Dear Chelsea, Thank you so much for your encouraging comments. Indeed this design has users in mind since its a build on idea rather than from scratch and implementation will continue to draw from the lessons and recommendations of the two year pilot with 90 girls, and this challenge learning(s) and input. For post program, we believe that if the $10,000 for piloting is given to us for post beneficiary evaluation to fully understand the impact of skills training on the 90 girls will be beneficial in ascertaining the sustainability on startups or youth businesses.
Our approach is a sandwich apprenticeship model of training that alternates training with periods of practice within the year, to enable trainees mobilize what they learn in the training and this why we track those able to start own businesses while still with the mentors or after.
Before matching girls with their skills mentors, the mentors are discussed with and take on the girls as potential employees after the training if the girls so wished or, as intermediary labour during the training if the girls wished to start own businesses which is our ultimate idea target. The girls are paid depending on their commitment, being fast learners and customer satisfaction and the project encourages them to save so as to raise capital to start own business.

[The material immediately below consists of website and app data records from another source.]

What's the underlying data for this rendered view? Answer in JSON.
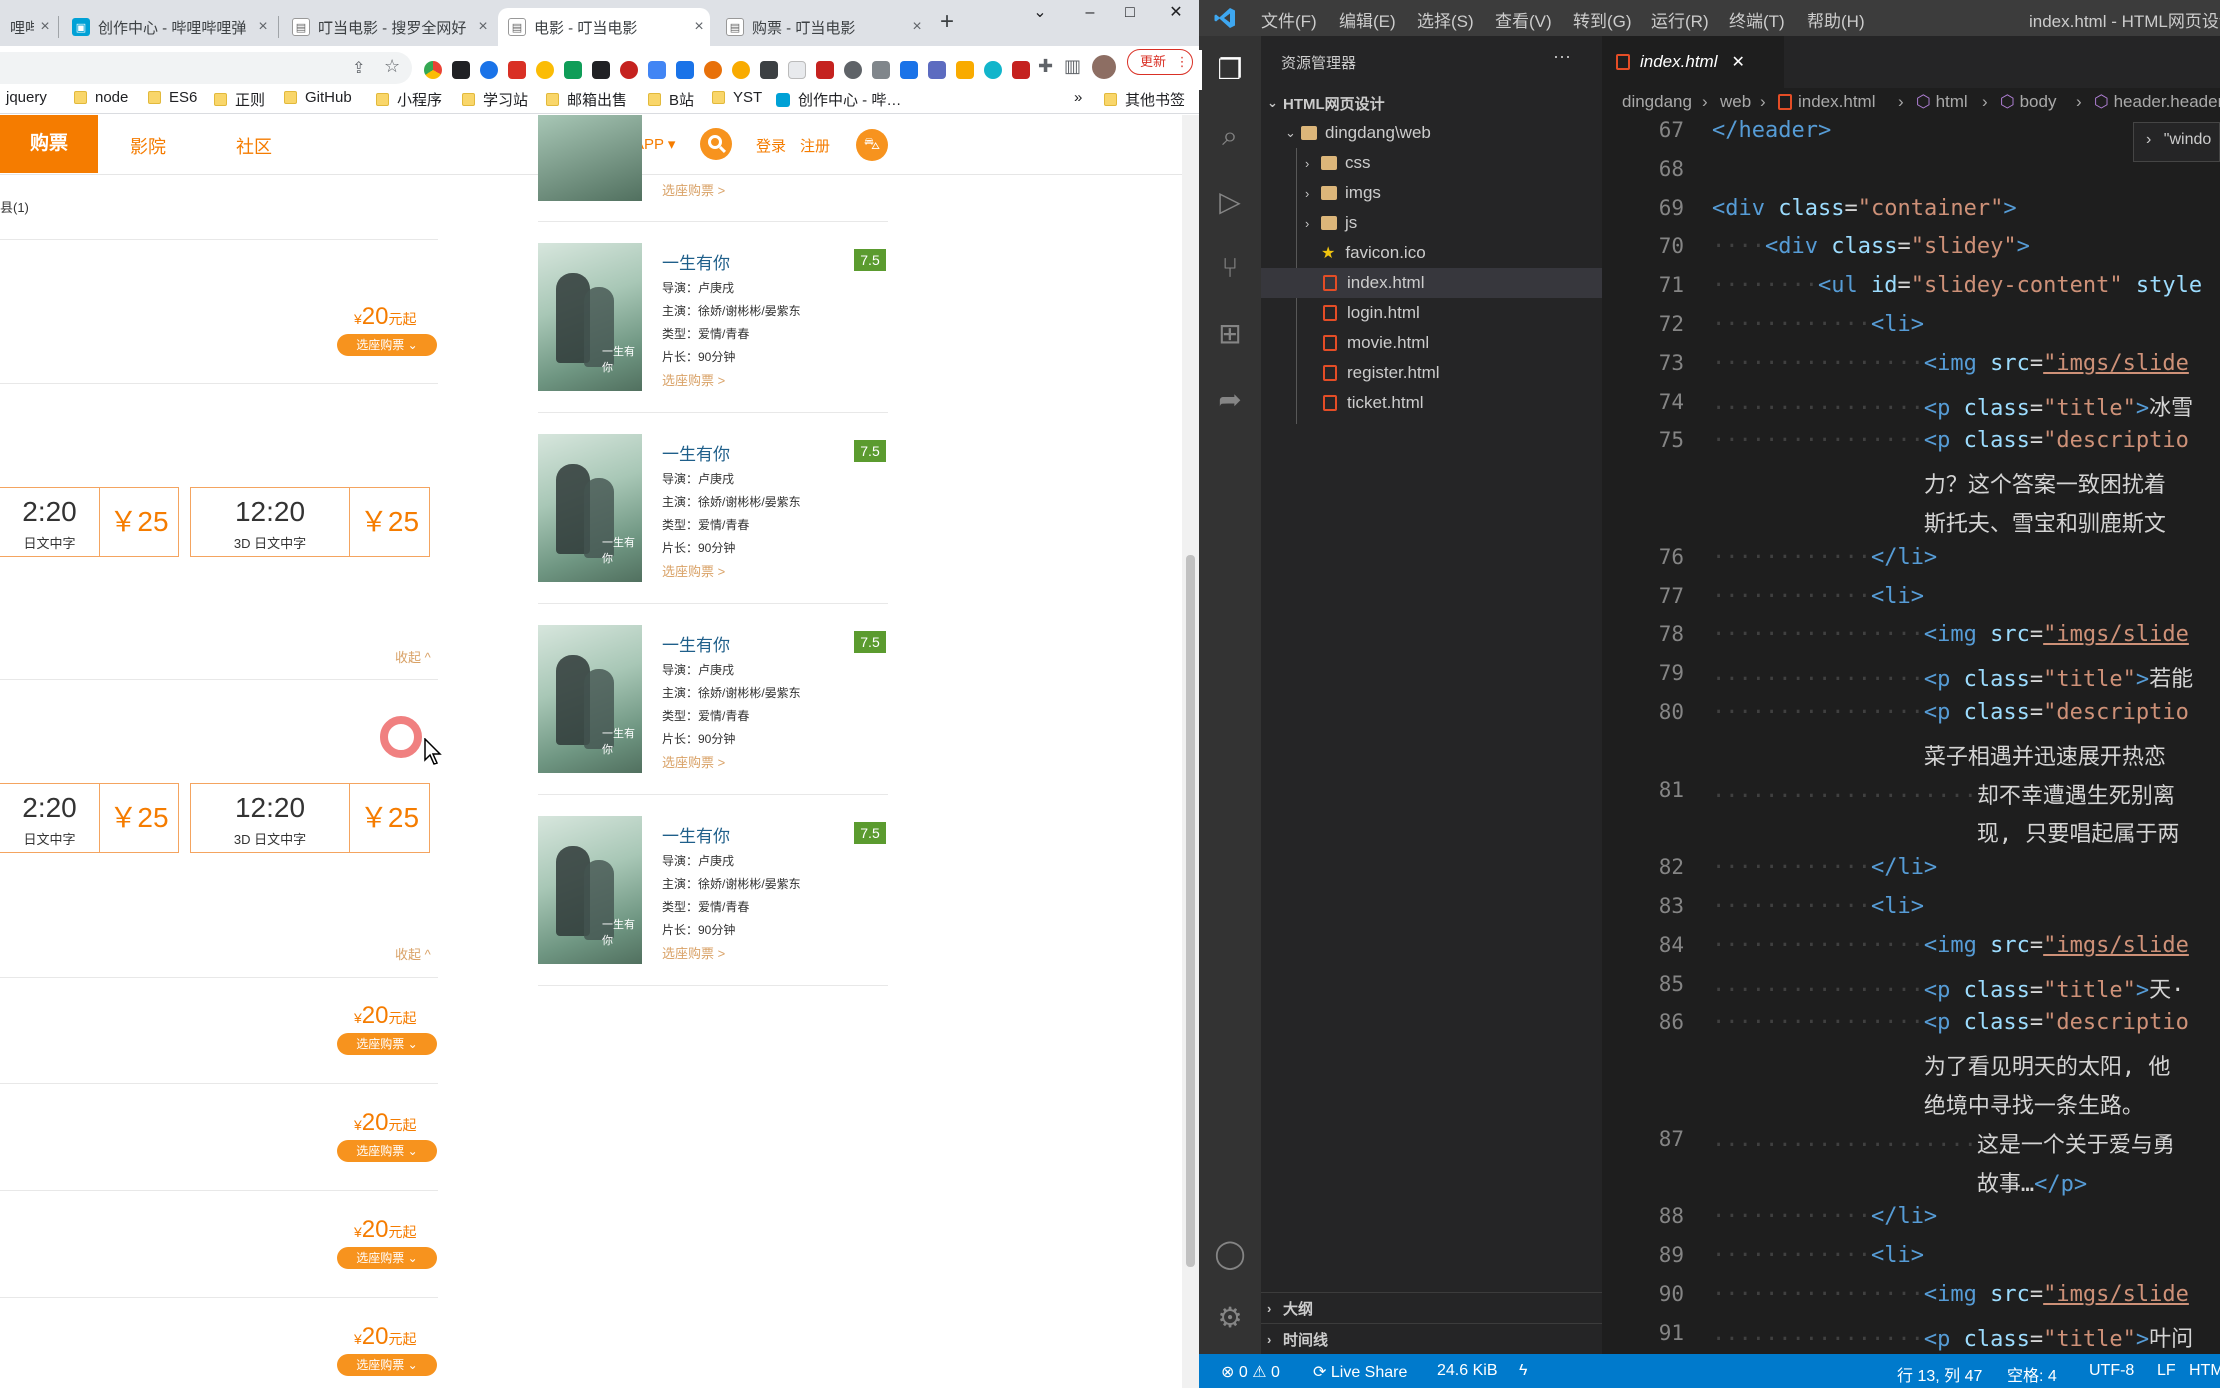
{
  "browser": {
    "tabs": [
      {
        "title": "哩哔哩弹",
        "close": "×"
      },
      {
        "title": "创作中心 - 哔哩哔哩弹",
        "close": "×"
      },
      {
        "title": "叮当电影 - 搜罗全网好",
        "close": "×"
      },
      {
        "title": "电影 - 叮当电影",
        "close": "×",
        "active": true
      },
      {
        "title": "购票 - 叮当电影",
        "close": "×"
      }
    ],
    "new_tab": "+",
    "window_controls": {
      "dropdown": "⌄",
      "minimize": "–",
      "maximize": "□",
      "close": "✕"
    },
    "update_label": "更新",
    "update_menu": "⋮",
    "bookmarks": [
      "jquery",
      "node",
      "ES6",
      "正则",
      "GitHub",
      "小程序",
      "学习站",
      "邮箱出售",
      "B站",
      "YST",
      "创作中心 - 哔…"
    ],
    "bookmarks_more": "»",
    "other_bookmarks": "其他书签"
  },
  "site": {
    "nav": {
      "buy": "购票",
      "cinema": "影院",
      "community": "社区",
      "download": "下载APP",
      "login": "登录",
      "register": "注册"
    },
    "partial_text": "县(1)",
    "price_items": [
      {
        "yen": "¥",
        "amount": "20",
        "suffix": "元起",
        "button": "选座购票 ⌄"
      },
      {
        "yen": "¥",
        "amount": "20",
        "suffix": "元起",
        "button": "选座购票 ⌄"
      },
      {
        "yen": "¥",
        "amount": "20",
        "suffix": "元起",
        "button": "选座购票 ⌄"
      },
      {
        "yen": "¥",
        "amount": "20",
        "suffix": "元起",
        "button": "选座购票 ⌄"
      },
      {
        "yen": "¥",
        "amount": "20",
        "suffix": "元起",
        "button": "选座购票 ⌄"
      }
    ],
    "showtimes": [
      {
        "time_partial": "2:20",
        "desc_partial": "日文中字",
        "price": "￥25",
        "time": "12:20",
        "desc": "3D 日文中字",
        "price2": "￥25"
      },
      {
        "time_partial": "2:20",
        "desc_partial": "日文中字",
        "price": "￥25",
        "time": "12:20",
        "desc": "3D 日文中字",
        "price2": "￥25"
      }
    ],
    "collapse_label": "收起 ^",
    "top_buy_link": "选座购票 >",
    "movies": [
      {
        "title": "一生有你",
        "score": "7.5",
        "director": "导演：卢庚戌",
        "cast": "主演：徐娇/谢彬彬/晏紫东",
        "genre": "类型：爱情/青春",
        "length": "片长：90分钟",
        "buy": "选座购票 >",
        "poster_text": "一生有你"
      },
      {
        "title": "一生有你",
        "score": "7.5",
        "director": "导演：卢庚戌",
        "cast": "主演：徐娇/谢彬彬/晏紫东",
        "genre": "类型：爱情/青春",
        "length": "片长：90分钟",
        "buy": "选座购票 >",
        "poster_text": "一生有你"
      },
      {
        "title": "一生有你",
        "score": "7.5",
        "director": "导演：卢庚戌",
        "cast": "主演：徐娇/谢彬彬/晏紫东",
        "genre": "类型：爱情/青春",
        "length": "片长：90分钟",
        "buy": "选座购票 >",
        "poster_text": "一生有你"
      },
      {
        "title": "一生有你",
        "score": "7.5",
        "director": "导演：卢庚戌",
        "cast": "主演：徐娇/谢彬彬/晏紫东",
        "genre": "类型：爱情/青春",
        "length": "片长：90分钟",
        "buy": "选座购票 >",
        "poster_text": "一生有你"
      }
    ]
  },
  "vscode": {
    "menu": [
      "文件(F)",
      "编辑(E)",
      "选择(S)",
      "查看(V)",
      "转到(G)",
      "运行(R)",
      "终端(T)",
      "帮助(H)"
    ],
    "window_title": "index.html - HTML网页设计",
    "explorer_title": "资源管理器",
    "explorer_more": "···",
    "project": "HTML网页设计",
    "folder_path": "dingdang\\web",
    "tree": [
      {
        "name": "css",
        "type": "folder"
      },
      {
        "name": "imgs",
        "type": "folder"
      },
      {
        "name": "js",
        "type": "folder"
      },
      {
        "name": "favicon.ico",
        "type": "star"
      },
      {
        "name": "index.html",
        "type": "html",
        "selected": true
      },
      {
        "name": "login.html",
        "type": "html"
      },
      {
        "name": "movie.html",
        "type": "html"
      },
      {
        "name": "register.html",
        "type": "html"
      },
      {
        "name": "ticket.html",
        "type": "html"
      }
    ],
    "outline": "大纲",
    "timeline": "时间线",
    "editor_tab": "index.html",
    "editor_tab_close": "✕",
    "breadcrumb": [
      "dingdang",
      "web",
      "index.html",
      "html",
      "body",
      "header.header"
    ],
    "widget_text": "\"windo",
    "status": {
      "errors": "⊗ 0 ⚠ 0",
      "liveshare": "Live Share",
      "size": "24.6 KiB",
      "position": "行 13, 列 47",
      "spaces": "空格: 4",
      "encoding": "UTF-8",
      "eol": "LF",
      "lang": "HTM"
    },
    "lines": [
      {
        "n": "67",
        "indent": "",
        "parts": [
          [
            "tag",
            "</header>"
          ]
        ]
      },
      {
        "n": "68",
        "indent": "",
        "parts": []
      },
      {
        "n": "69",
        "indent": "",
        "parts": [
          [
            "tag",
            "<div "
          ],
          [
            "attr",
            "class"
          ],
          [
            "txt",
            "="
          ],
          [
            "str",
            "\"container\""
          ],
          [
            "tag",
            ">"
          ]
        ]
      },
      {
        "n": "70",
        "indent": "····",
        "parts": [
          [
            "tag",
            "<div "
          ],
          [
            "attr",
            "class"
          ],
          [
            "txt",
            "="
          ],
          [
            "str",
            "\"slidey\""
          ],
          [
            "tag",
            ">"
          ]
        ]
      },
      {
        "n": "71",
        "indent": "········",
        "parts": [
          [
            "tag",
            "<ul "
          ],
          [
            "attr",
            "id"
          ],
          [
            "txt",
            "="
          ],
          [
            "str",
            "\"slidey-content\" "
          ],
          [
            "attr",
            "style"
          ]
        ]
      },
      {
        "n": "72",
        "indent": "············",
        "parts": [
          [
            "tag",
            "<li>"
          ]
        ]
      },
      {
        "n": "73",
        "indent": "················",
        "parts": [
          [
            "tag",
            "<img "
          ],
          [
            "attr",
            "src"
          ],
          [
            "txt",
            "="
          ],
          [
            "strU",
            "\"imgs/slide"
          ]
        ]
      },
      {
        "n": "74",
        "indent": "················",
        "parts": [
          [
            "tag",
            "<p "
          ],
          [
            "attr",
            "class"
          ],
          [
            "txt",
            "="
          ],
          [
            "str",
            "\"title\""
          ],
          [
            "tag",
            ">"
          ],
          [
            "txt",
            "冰雪"
          ]
        ]
      },
      {
        "n": "75",
        "indent": "················",
        "parts": [
          [
            "tag",
            "<p "
          ],
          [
            "attr",
            "class"
          ],
          [
            "txt",
            "="
          ],
          [
            "str",
            "\"descriptio"
          ]
        ]
      },
      {
        "n": "",
        "indent": "                ",
        "parts": [
          [
            "txt",
            "力？这个答案一致困扰着"
          ]
        ]
      },
      {
        "n": "",
        "indent": "                ",
        "parts": [
          [
            "txt",
            "斯托夫、雪宝和驯鹿斯文"
          ]
        ]
      },
      {
        "n": "76",
        "indent": "············",
        "parts": [
          [
            "tag",
            "</li>"
          ]
        ]
      },
      {
        "n": "77",
        "indent": "············",
        "parts": [
          [
            "tag",
            "<li>"
          ]
        ]
      },
      {
        "n": "78",
        "indent": "················",
        "parts": [
          [
            "tag",
            "<img "
          ],
          [
            "attr",
            "src"
          ],
          [
            "txt",
            "="
          ],
          [
            "strU",
            "\"imgs/slide"
          ]
        ]
      },
      {
        "n": "79",
        "indent": "················",
        "parts": [
          [
            "tag",
            "<p "
          ],
          [
            "attr",
            "class"
          ],
          [
            "txt",
            "="
          ],
          [
            "str",
            "\"title\""
          ],
          [
            "tag",
            ">"
          ],
          [
            "txt",
            "若能"
          ]
        ]
      },
      {
        "n": "80",
        "indent": "················",
        "parts": [
          [
            "tag",
            "<p "
          ],
          [
            "attr",
            "class"
          ],
          [
            "txt",
            "="
          ],
          [
            "str",
            "\"descriptio"
          ]
        ]
      },
      {
        "n": "",
        "indent": "                ",
        "parts": [
          [
            "txt",
            "菜子相遇并迅速展开热恋"
          ]
        ]
      },
      {
        "n": "81",
        "indent": "····················",
        "parts": [
          [
            "txt",
            "却不幸遭遇生死别离"
          ]
        ]
      },
      {
        "n": "",
        "indent": "                    ",
        "parts": [
          [
            "txt",
            "现, 只要唱起属于两"
          ]
        ]
      },
      {
        "n": "82",
        "indent": "············",
        "parts": [
          [
            "tag",
            "</li>"
          ]
        ]
      },
      {
        "n": "83",
        "indent": "············",
        "parts": [
          [
            "tag",
            "<li>"
          ]
        ]
      },
      {
        "n": "84",
        "indent": "················",
        "parts": [
          [
            "tag",
            "<img "
          ],
          [
            "attr",
            "src"
          ],
          [
            "txt",
            "="
          ],
          [
            "strU",
            "\"imgs/slide"
          ]
        ]
      },
      {
        "n": "85",
        "indent": "················",
        "parts": [
          [
            "tag",
            "<p "
          ],
          [
            "attr",
            "class"
          ],
          [
            "txt",
            "="
          ],
          [
            "str",
            "\"title\""
          ],
          [
            "tag",
            ">"
          ],
          [
            "txt",
            "天·"
          ]
        ]
      },
      {
        "n": "86",
        "indent": "················",
        "parts": [
          [
            "tag",
            "<p "
          ],
          [
            "attr",
            "class"
          ],
          [
            "txt",
            "="
          ],
          [
            "str",
            "\"descriptio"
          ]
        ]
      },
      {
        "n": "",
        "indent": "                ",
        "parts": [
          [
            "txt",
            "为了看见明天的太阳, 他"
          ]
        ]
      },
      {
        "n": "",
        "indent": "                ",
        "parts": [
          [
            "txt",
            "绝境中寻找一条生路。"
          ]
        ]
      },
      {
        "n": "87",
        "indent": "····················",
        "parts": [
          [
            "txt",
            "这是一个关于爱与勇"
          ]
        ]
      },
      {
        "n": "",
        "indent": "                    ",
        "parts": [
          [
            "txt",
            "故事…"
          ],
          [
            "tag",
            "</p>"
          ]
        ]
      },
      {
        "n": "88",
        "indent": "············",
        "parts": [
          [
            "tag",
            "</li>"
          ]
        ]
      },
      {
        "n": "89",
        "indent": "············",
        "parts": [
          [
            "tag",
            "<li>"
          ]
        ]
      },
      {
        "n": "90",
        "indent": "················",
        "parts": [
          [
            "tag",
            "<img "
          ],
          [
            "attr",
            "src"
          ],
          [
            "txt",
            "="
          ],
          [
            "strU",
            "\"imgs/slide"
          ]
        ]
      },
      {
        "n": "91",
        "indent": "················",
        "parts": [
          [
            "tag",
            "<p "
          ],
          [
            "attr",
            "class"
          ],
          [
            "txt",
            "="
          ],
          [
            "str",
            "\"title\""
          ],
          [
            "tag",
            ">"
          ],
          [
            "txt",
            "叶问"
          ]
        ]
      }
    ]
  }
}
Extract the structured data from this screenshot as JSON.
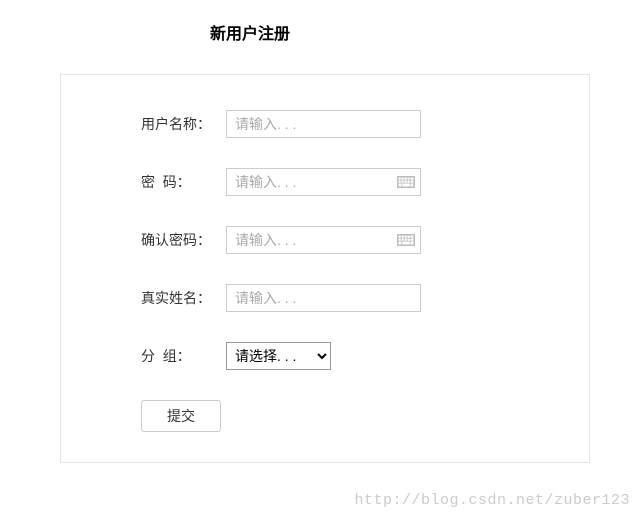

The project trains the girls on financial literacy and encourages them to save and based on the girls' ability and field of skills set, they start to work on their own projects while still with the mentors especially those in tailoring, bakery and hair dressing. Our experience is that because mentors know and girls express their intention of studying from start, they encourage them and even connect them to their own markets.
This idea is built from a pull of switched on business women from a three year Women Mean Business project that strengthened there entrepreneurial and business skills. The project cushions the mentors Ugx 150,000 ($43 per girl /month) as cost share on the material due to waste and this acts as a motivator in addition to their access to psycho-social counselling support, quarterly meetings with them, free consultation from our business Advisors on a need basis, and marketing of their services to the wider community on project brochures etc Based on experience of last years’ $100,000 grant with 60 girls, we propose to deliver the same and to increase this, we propose to increase the number of mentors from 25 to 70 skill based mentors and this will enable us reach between 210-250 girls in year each mentor having 2-3 girls and this will require a bigger budget. The selection of the girls starts with announcements on local FM radios and community places (church, mosque, trading centers) for vulnerable girls interested in a skills training, resident of the area, willing to complete study, supportive and committed parents/guardian i.e facilitate transport of their girls etc, aged 18-24 years, with children or single. Application in writing or verbally to our staff who write and they thumb print, recommendation letters from local council leaders of the area, and then vetting is undertaken based on skills to which the project has available mentors, physical verification is undertaken and final selection made.